▶ What is expected
For the records that follow, give the number of lines containing the word "subtitle", with no added text.

▶ Records provided
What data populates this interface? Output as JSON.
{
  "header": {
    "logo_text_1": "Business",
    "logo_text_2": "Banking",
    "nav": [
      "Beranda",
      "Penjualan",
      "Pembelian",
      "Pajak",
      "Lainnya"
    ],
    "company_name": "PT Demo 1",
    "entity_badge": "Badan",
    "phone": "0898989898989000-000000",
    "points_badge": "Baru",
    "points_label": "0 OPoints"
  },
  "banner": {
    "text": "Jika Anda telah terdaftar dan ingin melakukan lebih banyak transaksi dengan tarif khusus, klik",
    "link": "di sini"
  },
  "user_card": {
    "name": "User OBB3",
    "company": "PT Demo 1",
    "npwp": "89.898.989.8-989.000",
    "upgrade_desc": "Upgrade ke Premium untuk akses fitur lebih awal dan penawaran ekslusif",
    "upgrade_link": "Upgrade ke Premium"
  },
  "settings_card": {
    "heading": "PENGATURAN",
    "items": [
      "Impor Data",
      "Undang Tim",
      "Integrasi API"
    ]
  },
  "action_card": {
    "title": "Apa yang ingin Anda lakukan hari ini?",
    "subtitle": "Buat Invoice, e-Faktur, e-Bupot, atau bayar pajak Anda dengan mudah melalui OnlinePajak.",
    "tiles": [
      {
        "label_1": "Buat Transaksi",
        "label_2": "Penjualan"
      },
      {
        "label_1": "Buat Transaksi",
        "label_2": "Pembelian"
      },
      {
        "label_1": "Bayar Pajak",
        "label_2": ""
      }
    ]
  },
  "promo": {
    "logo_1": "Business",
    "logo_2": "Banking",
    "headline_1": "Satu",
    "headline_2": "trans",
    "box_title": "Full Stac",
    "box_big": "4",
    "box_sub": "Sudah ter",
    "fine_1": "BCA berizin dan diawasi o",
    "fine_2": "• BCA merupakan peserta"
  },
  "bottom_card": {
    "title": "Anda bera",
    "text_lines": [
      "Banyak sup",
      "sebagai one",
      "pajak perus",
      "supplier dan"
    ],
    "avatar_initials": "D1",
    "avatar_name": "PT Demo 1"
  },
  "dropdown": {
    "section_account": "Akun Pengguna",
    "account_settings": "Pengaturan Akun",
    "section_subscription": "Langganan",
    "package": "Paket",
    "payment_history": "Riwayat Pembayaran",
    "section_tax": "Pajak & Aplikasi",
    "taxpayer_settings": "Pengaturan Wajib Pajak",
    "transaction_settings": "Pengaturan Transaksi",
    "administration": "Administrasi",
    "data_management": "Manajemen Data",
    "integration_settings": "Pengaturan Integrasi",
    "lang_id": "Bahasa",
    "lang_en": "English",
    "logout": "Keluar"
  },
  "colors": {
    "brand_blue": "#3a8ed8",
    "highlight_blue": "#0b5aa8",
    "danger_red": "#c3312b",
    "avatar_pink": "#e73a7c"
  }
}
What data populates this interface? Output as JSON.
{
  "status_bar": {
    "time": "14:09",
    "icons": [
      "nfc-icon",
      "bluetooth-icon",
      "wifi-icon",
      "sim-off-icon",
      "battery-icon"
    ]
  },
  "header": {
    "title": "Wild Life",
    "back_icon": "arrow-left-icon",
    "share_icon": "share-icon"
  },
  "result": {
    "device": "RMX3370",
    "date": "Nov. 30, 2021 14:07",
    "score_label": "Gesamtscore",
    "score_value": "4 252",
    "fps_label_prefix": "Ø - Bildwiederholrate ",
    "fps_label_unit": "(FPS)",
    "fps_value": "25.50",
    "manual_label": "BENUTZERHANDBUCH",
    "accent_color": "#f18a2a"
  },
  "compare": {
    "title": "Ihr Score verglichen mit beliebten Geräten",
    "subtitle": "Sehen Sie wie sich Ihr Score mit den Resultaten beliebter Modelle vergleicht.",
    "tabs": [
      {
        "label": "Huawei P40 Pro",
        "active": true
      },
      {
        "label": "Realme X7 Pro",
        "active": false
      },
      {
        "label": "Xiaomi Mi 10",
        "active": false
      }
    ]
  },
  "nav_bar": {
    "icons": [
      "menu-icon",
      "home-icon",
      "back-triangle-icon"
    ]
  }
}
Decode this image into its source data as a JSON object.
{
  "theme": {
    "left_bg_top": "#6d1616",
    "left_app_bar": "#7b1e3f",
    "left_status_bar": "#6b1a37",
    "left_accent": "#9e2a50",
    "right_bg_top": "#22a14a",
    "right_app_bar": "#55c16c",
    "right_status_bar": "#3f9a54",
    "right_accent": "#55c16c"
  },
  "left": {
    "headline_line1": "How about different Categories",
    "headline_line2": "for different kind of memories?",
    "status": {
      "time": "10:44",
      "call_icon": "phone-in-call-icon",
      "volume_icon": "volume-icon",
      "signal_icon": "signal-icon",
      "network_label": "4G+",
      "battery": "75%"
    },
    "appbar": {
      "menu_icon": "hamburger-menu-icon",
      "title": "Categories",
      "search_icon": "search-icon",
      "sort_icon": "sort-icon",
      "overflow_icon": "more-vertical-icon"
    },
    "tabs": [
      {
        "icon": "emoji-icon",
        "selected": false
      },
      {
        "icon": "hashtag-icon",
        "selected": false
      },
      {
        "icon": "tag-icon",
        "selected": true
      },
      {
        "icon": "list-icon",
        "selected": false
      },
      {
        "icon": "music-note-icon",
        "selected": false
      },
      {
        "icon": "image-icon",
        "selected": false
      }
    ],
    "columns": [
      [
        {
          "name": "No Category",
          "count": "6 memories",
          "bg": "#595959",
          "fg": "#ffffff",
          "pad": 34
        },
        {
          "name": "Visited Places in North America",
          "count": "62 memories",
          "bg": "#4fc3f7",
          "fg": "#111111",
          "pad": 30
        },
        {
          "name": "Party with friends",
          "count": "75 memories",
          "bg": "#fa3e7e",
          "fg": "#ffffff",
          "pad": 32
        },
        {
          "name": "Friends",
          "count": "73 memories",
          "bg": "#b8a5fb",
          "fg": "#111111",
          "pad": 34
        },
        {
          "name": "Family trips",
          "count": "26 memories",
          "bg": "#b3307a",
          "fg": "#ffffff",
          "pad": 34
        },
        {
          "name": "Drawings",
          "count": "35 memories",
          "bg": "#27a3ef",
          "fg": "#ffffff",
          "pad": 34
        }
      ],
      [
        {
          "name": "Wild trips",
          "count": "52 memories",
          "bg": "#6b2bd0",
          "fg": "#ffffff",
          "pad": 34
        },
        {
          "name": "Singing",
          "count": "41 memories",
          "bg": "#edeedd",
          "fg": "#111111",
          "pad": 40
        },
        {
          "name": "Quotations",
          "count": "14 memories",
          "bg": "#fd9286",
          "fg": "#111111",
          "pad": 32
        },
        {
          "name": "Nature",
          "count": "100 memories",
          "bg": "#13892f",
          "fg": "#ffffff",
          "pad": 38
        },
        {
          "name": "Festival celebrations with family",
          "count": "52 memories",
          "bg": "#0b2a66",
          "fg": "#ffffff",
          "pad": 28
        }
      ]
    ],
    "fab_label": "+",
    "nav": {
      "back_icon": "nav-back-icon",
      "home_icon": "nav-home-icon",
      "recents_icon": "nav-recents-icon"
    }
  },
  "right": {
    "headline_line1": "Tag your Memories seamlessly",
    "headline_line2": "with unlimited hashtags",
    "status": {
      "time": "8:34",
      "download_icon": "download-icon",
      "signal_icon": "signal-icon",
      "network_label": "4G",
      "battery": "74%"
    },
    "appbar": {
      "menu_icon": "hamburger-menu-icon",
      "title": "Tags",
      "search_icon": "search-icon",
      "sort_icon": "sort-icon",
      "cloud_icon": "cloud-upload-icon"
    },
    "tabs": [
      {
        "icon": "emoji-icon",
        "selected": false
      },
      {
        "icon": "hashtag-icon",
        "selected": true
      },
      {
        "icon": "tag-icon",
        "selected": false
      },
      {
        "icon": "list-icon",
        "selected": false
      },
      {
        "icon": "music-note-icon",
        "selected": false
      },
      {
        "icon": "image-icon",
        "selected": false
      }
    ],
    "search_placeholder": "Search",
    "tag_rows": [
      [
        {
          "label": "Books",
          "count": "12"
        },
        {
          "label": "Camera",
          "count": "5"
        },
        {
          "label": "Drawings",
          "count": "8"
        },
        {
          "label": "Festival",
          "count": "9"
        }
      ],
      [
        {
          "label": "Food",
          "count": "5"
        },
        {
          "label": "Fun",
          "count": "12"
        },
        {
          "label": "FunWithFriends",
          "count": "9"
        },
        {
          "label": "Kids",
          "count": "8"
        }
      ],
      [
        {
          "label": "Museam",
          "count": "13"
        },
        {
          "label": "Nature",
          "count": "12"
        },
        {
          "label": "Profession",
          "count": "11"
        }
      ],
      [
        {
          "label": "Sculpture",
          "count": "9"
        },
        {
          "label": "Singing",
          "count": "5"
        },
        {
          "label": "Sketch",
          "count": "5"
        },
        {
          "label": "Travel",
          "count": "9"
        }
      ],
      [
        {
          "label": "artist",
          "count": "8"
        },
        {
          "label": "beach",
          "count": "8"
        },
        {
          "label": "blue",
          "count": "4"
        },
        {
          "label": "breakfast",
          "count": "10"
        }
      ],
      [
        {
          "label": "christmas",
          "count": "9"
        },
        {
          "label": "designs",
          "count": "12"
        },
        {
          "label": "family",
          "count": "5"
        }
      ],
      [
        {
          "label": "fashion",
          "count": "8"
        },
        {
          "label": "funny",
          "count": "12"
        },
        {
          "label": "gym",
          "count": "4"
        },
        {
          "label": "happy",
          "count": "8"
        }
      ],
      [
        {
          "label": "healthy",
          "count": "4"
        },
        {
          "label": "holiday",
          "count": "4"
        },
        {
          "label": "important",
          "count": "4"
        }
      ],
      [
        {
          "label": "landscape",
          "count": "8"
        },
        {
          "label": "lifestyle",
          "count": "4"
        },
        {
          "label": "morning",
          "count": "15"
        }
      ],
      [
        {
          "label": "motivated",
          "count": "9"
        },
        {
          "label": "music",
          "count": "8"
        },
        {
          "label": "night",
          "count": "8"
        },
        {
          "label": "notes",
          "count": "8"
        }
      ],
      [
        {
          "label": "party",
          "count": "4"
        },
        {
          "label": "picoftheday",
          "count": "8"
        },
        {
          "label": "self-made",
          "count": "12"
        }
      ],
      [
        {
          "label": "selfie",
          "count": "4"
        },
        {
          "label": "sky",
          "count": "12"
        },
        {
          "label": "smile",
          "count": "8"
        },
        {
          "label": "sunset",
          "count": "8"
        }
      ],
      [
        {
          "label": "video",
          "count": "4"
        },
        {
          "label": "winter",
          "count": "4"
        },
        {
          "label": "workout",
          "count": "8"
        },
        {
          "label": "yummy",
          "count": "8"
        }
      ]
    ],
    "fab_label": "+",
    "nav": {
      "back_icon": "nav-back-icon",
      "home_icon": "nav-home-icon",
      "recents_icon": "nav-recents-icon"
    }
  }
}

▶ Exercise output
2